In light of that, you can probably lend a bit more credence to the report that it is currently performing better than what the market experts believe it should be doing right about now. However, take all of these reports with a grain of salt, a particularly huge one at that because of the fact that CenturyLink still is not the "alpha dog" of the market. Nope, that position either belongs to Verizon (VZ) or AT&T (T) depending on who you ask.
Speaking of either company, expect them to be a bit tied up as they are in a current battle for command of shared-data plans. This can be good or bad for CenturyLink, as whoever wins will most likely gain a bit more dominance in the market share. This particular data market is important because it gives more customers pleasure because of the fact that they will be able to share data between their different devices. Which is the end result that each company wants: to keep their customers happy.
Verizon needs this more than AT&T because of the fact that it is cutting its previous unlimited data plans, which might just get a whole lot of customers angry. The subscribers that once had the ability to surf unlimited and download on their plans now have to pay a lot more and there should be some concern for how it will handle customers that are not pleased with the change.
However, these are not the only companies that CenturyLink has to worry about really. You also have Comcast (CMCSA) to watch out for. And, if its plan to allow users to make Skype calls over its TV is any indication, then Comcast is not going to give up its position in the data transmission business anytime soon.
Then there is Time Warner Cable (TWC). It has just settled a big case with Viacom (VIAB) that allows the TWC app over the iPad to now show the Viacom shows like "Jersey Shore" and "South Park," which just means that it should be getting more people interested in the application and might mean more earnings for the company moving forward.
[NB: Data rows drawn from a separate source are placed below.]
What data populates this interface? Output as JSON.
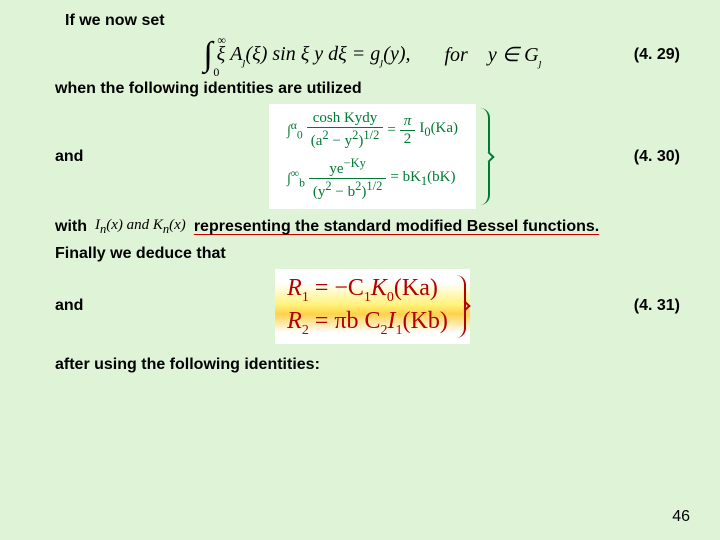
{
  "intro": "If we now set",
  "eq29": {
    "int_lower": "0",
    "int_upper": "∞",
    "body_head": "ξ A",
    "body_sub_j": "ȷ",
    "body_mid": "(ξ) sin ξ y dξ = g",
    "body_tail": "(y),",
    "for_label": "for",
    "domain": "y ∈ G",
    "tag": "(4. 29)"
  },
  "when_line": "when the following identities are utilized",
  "and_label": "and",
  "eq30": {
    "row1": {
      "pre_a": "∫",
      "pre_b": "α",
      "pre_c": "0",
      "num": "cosh Kydy",
      "den_a": "(a",
      "den_b": "2",
      "den_c": " − y",
      "den_d": "2",
      "den_e": ")",
      "den_f": "1/2",
      "eq": " = ",
      "rhs_num": "π",
      "rhs_den": "2",
      "rhs_tail_a": " I",
      "rhs_tail_b": "0",
      "rhs_tail_c": "(Ka)"
    },
    "row2": {
      "pre_a": "∫",
      "pre_b": "∞",
      "pre_c": "b",
      "num_a": "ye",
      "num_b": "−Ky",
      "den_a": "(y",
      "den_b": "2",
      "den_c": " − b",
      "den_d": "2",
      "den_e": ")",
      "den_f": "1/2",
      "eq": " = bK",
      "rhs_sub": "1",
      "rhs_tail": "(bK)"
    },
    "tag": "(4. 30)"
  },
  "with_label": "with",
  "with_eq_a": "I",
  "with_eq_b": "n",
  "with_eq_c": "(x)  and  K",
  "with_eq_d": "n",
  "with_eq_e": "(x)",
  "with_tail": "representing the standard modified Bessel functions.",
  "finally_line": "Finally we deduce that",
  "eq31": {
    "row1_a": "R",
    "row1_b": "1",
    "row1_c": " = −C",
    "row1_d": "1",
    "row1_e": "K",
    "row1_f": "0",
    "row1_g": "(Ka)",
    "row2_a": "R",
    "row2_b": "2",
    "row2_c": " = πb C",
    "row2_d": "2",
    "row2_e": "I",
    "row2_f": "1",
    "row2_g": "(Kb)",
    "tag": "(4. 31)"
  },
  "after_line": "after using the following identities:",
  "page_number": "46"
}
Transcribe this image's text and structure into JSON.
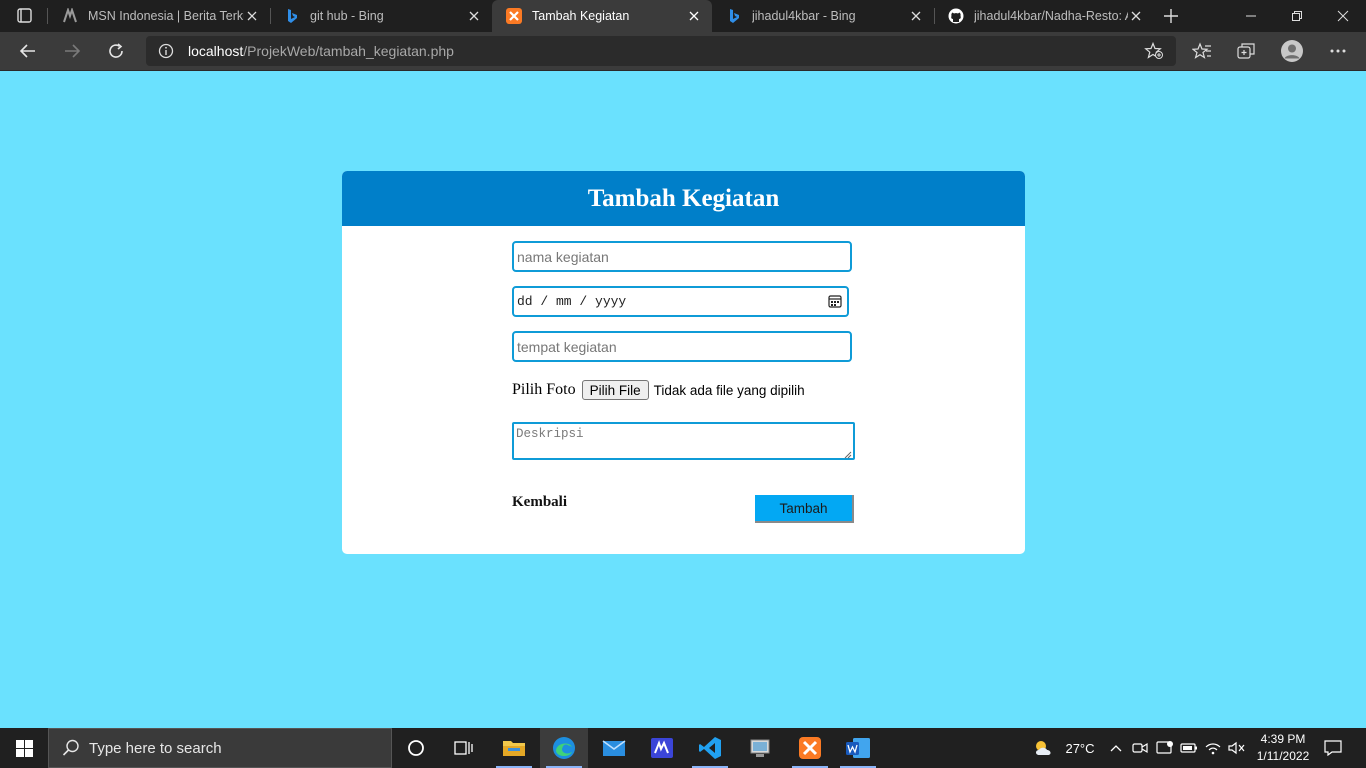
{
  "browser": {
    "tabs": [
      {
        "title": "MSN Indonesia | Berita Terkini",
        "icon": "msn-icon",
        "active": false
      },
      {
        "title": "git hub - Bing",
        "icon": "bing-icon",
        "active": false
      },
      {
        "title": "Tambah Kegiatan",
        "icon": "xampp-icon",
        "active": true
      },
      {
        "title": "jihadul4kbar - Bing",
        "icon": "bing-icon",
        "active": false
      },
      {
        "title": "jihadul4kbar/Nadha-Resto: Ap",
        "icon": "github-icon",
        "active": false
      }
    ],
    "url_host": "localhost",
    "url_path": "/ProjekWeb/tambah_kegiatan.php"
  },
  "form": {
    "title": "Tambah Kegiatan",
    "nama_placeholder": "nama kegiatan",
    "tanggal_placeholder": "dd / mm / yyyy",
    "tempat_placeholder": "tempat kegiatan",
    "foto_label": "Pilih Foto",
    "file_button": "Pilih File",
    "file_status": "Tidak ada file yang dipilih",
    "deskripsi_placeholder": "Deskripsi",
    "back_link": "Kembali",
    "submit_label": "Tambah"
  },
  "taskbar": {
    "search_placeholder": "Type here to search",
    "temperature": "27°C",
    "time": "4:39 PM",
    "date": "1/11/2022"
  },
  "colors": {
    "page_background": "#6ae1fe",
    "header_background": "#007fc9",
    "input_border": "#0f9bd7",
    "submit_background": "#03a8f3"
  }
}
Of course, this is not all bad news. CenturyLink still has a few things going for it. For example, it has just reshuffled its executives, with three new incoming senior officers and two outgoing ones, all with sparkling performance records. This shows the company's drive to improve and its commitment to making things work.
If that is not enough to convince you of CenturyLink's growth, then maybe the news that it has helped a client in the armed forces win an innovation award for the mass proliferation of Wi-Fi across the different U.S. bases. This is good news for the company as it can run with the good publicity and name recognition as the plan moves on.
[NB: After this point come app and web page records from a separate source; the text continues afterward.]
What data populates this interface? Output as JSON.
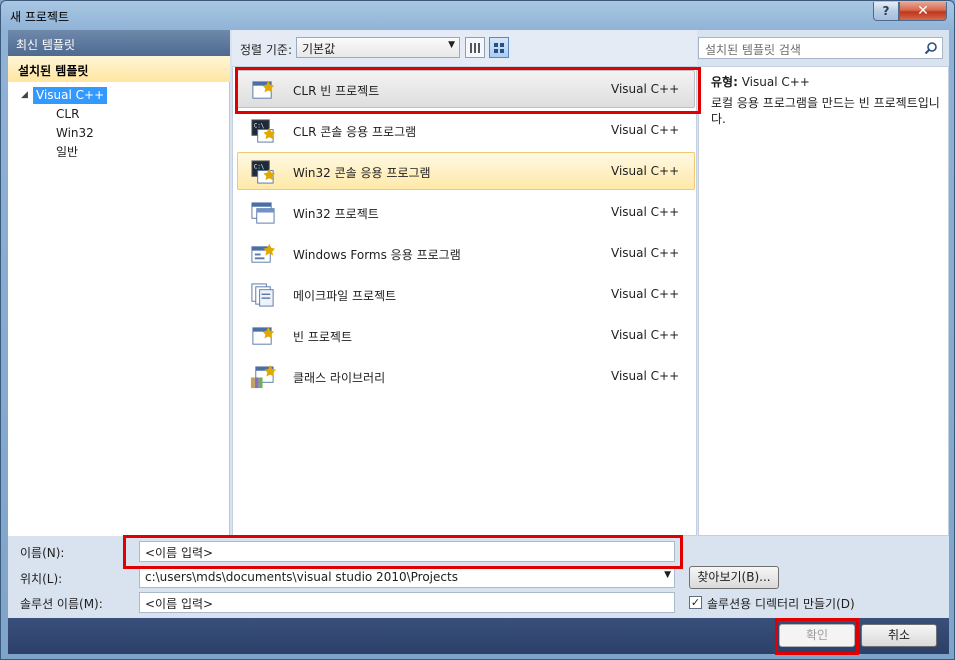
{
  "window": {
    "title": "새 프로젝트",
    "help_glyph": "?",
    "close_glyph": "✕"
  },
  "sidebar": {
    "recent_label": "최신 템플릿",
    "installed_label": "설치된 템플릿",
    "tree": {
      "root": "Visual C++",
      "children": [
        "CLR",
        "Win32",
        "일반"
      ]
    }
  },
  "toolbar": {
    "sort_label": "정렬 기준:",
    "sort_value": "기본값"
  },
  "search": {
    "placeholder": "설치된 템플릿 검색"
  },
  "templates": [
    {
      "name": "CLR 빈 프로젝트",
      "lang": "Visual C++",
      "icon": "empty-project-icon",
      "state": "selected"
    },
    {
      "name": "CLR 콘솔 응용 프로그램",
      "lang": "Visual C++",
      "icon": "console-app-icon",
      "state": ""
    },
    {
      "name": "Win32 콘솔 응용 프로그램",
      "lang": "Visual C++",
      "icon": "console-app-icon",
      "state": "hover"
    },
    {
      "name": "Win32 프로젝트",
      "lang": "Visual C++",
      "icon": "window-project-icon",
      "state": ""
    },
    {
      "name": "Windows Forms 응용 프로그램",
      "lang": "Visual C++",
      "icon": "forms-app-icon",
      "state": ""
    },
    {
      "name": "메이크파일 프로젝트",
      "lang": "Visual C++",
      "icon": "makefile-icon",
      "state": ""
    },
    {
      "name": "빈 프로젝트",
      "lang": "Visual C++",
      "icon": "empty-project-icon",
      "state": ""
    },
    {
      "name": "클래스 라이브러리",
      "lang": "Visual C++",
      "icon": "class-library-icon",
      "state": ""
    }
  ],
  "description": {
    "type_label": "유형:",
    "type_value": "Visual C++",
    "text": "로컬 응용 프로그램을 만드는 빈 프로젝트입니다."
  },
  "form": {
    "name_label": "이름(N):",
    "name_value": "<이름 입력>",
    "location_label": "위치(L):",
    "location_value": "c:\\users\\mds\\documents\\visual studio 2010\\Projects",
    "solution_label": "솔루션 이름(M):",
    "solution_value": "<이름 입력>",
    "browse_label": "찾아보기(B)...",
    "create_dir_label": "솔루션용 디렉터리 만들기(D)",
    "create_dir_checked": true
  },
  "buttons": {
    "ok_label": "확인",
    "cancel_label": "취소"
  },
  "colors": {
    "highlight": "#e00000",
    "selection": "#3399ff"
  }
}
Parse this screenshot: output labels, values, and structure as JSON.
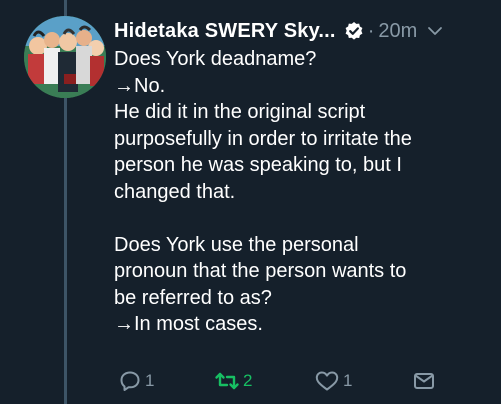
{
  "tweet": {
    "author_name": "Hidetaka SWERY Sky...",
    "separator": "·",
    "timestamp": "20m",
    "lines": [
      "Does York deadname?",
      "→No.",
      "He did it in the original script",
      "purposefully in order to irritate the",
      "person he was speaking to, but I",
      "changed that.",
      "",
      "Does York use the personal",
      "pronoun that the person wants to",
      "be referred to as?",
      "→In most cases."
    ]
  },
  "actions": {
    "reply_count": "1",
    "retweet_count": "2",
    "like_count": "1"
  },
  "icons": {
    "verified": "verified-badge-icon",
    "menu": "chevron-down-icon",
    "reply": "reply-bubble-icon",
    "retweet": "retweet-arrows-icon",
    "like": "heart-outline-icon",
    "message": "envelope-icon"
  },
  "colors": {
    "background": "#15202b",
    "text": "#ffffff",
    "muted": "#8899a6",
    "retweet_active": "#17bf63",
    "thread_line": "#3d5466"
  }
}
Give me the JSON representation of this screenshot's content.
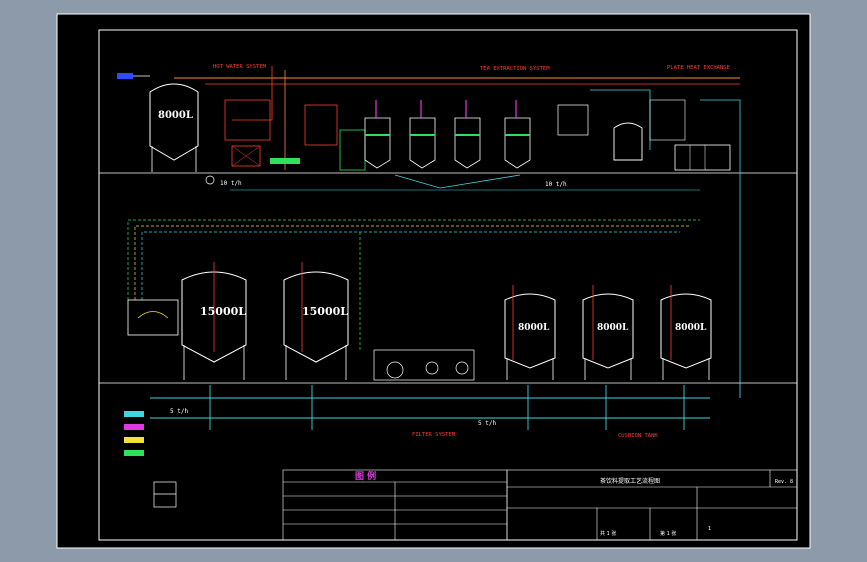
{
  "sections": {
    "hot_water": "HOT WATER SYSTEM",
    "tea_extraction": "TEA EXTRACTION SYSTEM",
    "plate_heat": "PLATE HEAT EXCHANGE",
    "filter": "FILTER SYSTEM",
    "cushion_tank": "CUSHION TANK"
  },
  "tanks": {
    "hot_water_tank": "8000L",
    "big_tank_1": "15000L",
    "big_tank_2": "15000L",
    "small_tank_1": "8000L",
    "small_tank_2": "8000L",
    "small_tank_3": "8000L"
  },
  "flow_labels": {
    "flow_a": "10 t/h",
    "flow_b": "10 t/h",
    "flow_c": "5 t/h",
    "flow_d": "5 t/h"
  },
  "legend": {
    "title": "图   例"
  },
  "title_block": {
    "drawing_title": "茶饮料提取工艺流程图",
    "rev": "Rev. 8",
    "sheet_a": "共 1 张",
    "sheet_b": "第 1 张",
    "scale": "1"
  },
  "colors": {
    "background": "#000000",
    "frame": "#ffffff",
    "pipe_cyan": "#3fd6e0",
    "pipe_red": "#ff3b30",
    "pipe_green": "#2ee05a",
    "pipe_yellow": "#f2e13a",
    "pipe_magenta": "#e23ae0",
    "pipe_orange": "#ff8a3a"
  }
}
Of course, all CenturyLink owners should be very pleased with the performance of its subsidiary, Savvis. This particular company that it obtained about a year ago is giving it big dividends in the market. It was recently announced that FXall renewed its commitment with Savvis and will take on more infrastructure to help its clients and its own market growth.
FXall is not the only company that has selected Savvis for its services. Cognizant, one of the leaders in providing information technology, decided to make use of Savvis' cloud services to expand its solutions for their customers. This is particularly big considering the size of Cognizant and the recognition that it should want Savvis' service. It bodes well for the subsidiary in the future.
However, you know what they say: Good things come in threes. Savvis obtained a triple whammy for CenturyLink with its joint venture with Digital Reality Trust, Inc., to obtain a massive 165,000 square foot property, which will be used to house data services. This will place Savvis in prime position to obtain enough infrastructures to provide better services for its clients for the next few years or so, which puts CenturyLink in a prime position as well.
Right now, counter intuitively, staying small might be a good strategy to pursue for CenturyLink, especially when it gets an award for its very good customer service. When you stay small, you can usually satisfy your customers more consistently. Verizon, AT&T and other big fish out there have a whole lot of profits, but they often find themselves too big to really assists a single customer. This is the key point for CenturyLink. It might be the third or the fourth biggest provider out there and it might just be better off staying there.
How does that affect the stockholder's decision making? Well, it is a nice stock to hold if anything, because the improvement hedges you against overall volatility, but it is not a hard buy or a hard sell either way. If you can obtain it for a fair price or sell it for an attractive bid, do so, but don't overextend yourself trying to get it. It's a pretty good company to have and the prospects are good, but it is not going to be shooting through the roof to fill your pocketbook anytime soon.